== INFORMATION

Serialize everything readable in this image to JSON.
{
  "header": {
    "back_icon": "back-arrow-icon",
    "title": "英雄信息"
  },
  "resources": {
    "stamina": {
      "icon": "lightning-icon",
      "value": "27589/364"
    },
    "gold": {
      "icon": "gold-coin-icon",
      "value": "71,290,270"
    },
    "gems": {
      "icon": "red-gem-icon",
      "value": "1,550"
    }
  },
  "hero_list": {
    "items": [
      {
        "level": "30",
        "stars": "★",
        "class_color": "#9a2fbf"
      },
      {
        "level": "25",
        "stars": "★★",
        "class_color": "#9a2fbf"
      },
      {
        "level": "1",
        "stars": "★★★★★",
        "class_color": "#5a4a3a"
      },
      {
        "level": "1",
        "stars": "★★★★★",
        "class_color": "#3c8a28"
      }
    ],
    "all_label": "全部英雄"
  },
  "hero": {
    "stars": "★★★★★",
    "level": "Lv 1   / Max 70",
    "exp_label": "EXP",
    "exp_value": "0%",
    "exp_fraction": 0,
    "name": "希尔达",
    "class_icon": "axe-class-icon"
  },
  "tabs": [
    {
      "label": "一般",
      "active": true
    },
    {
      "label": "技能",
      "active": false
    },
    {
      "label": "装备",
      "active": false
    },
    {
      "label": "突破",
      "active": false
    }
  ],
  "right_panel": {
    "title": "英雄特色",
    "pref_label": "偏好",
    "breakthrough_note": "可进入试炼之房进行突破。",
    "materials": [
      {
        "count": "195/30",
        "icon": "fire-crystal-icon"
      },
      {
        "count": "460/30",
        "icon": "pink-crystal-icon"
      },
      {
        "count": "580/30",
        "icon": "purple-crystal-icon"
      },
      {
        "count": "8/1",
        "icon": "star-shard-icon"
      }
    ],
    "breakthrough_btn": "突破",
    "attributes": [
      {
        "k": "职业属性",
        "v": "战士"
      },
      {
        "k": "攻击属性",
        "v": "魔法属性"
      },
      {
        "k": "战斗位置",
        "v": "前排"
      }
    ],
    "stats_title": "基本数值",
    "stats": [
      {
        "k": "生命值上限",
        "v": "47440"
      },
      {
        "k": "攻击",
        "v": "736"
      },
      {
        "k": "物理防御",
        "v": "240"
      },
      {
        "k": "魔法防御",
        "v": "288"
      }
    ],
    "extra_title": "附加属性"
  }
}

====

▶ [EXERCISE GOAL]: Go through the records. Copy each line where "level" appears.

▶ [THE COMPLETED TASK]:
        "level": "30",
        "level": "25",
        "level": "1",
        "level": "1",
    "level": "Lv 1   / Max 70",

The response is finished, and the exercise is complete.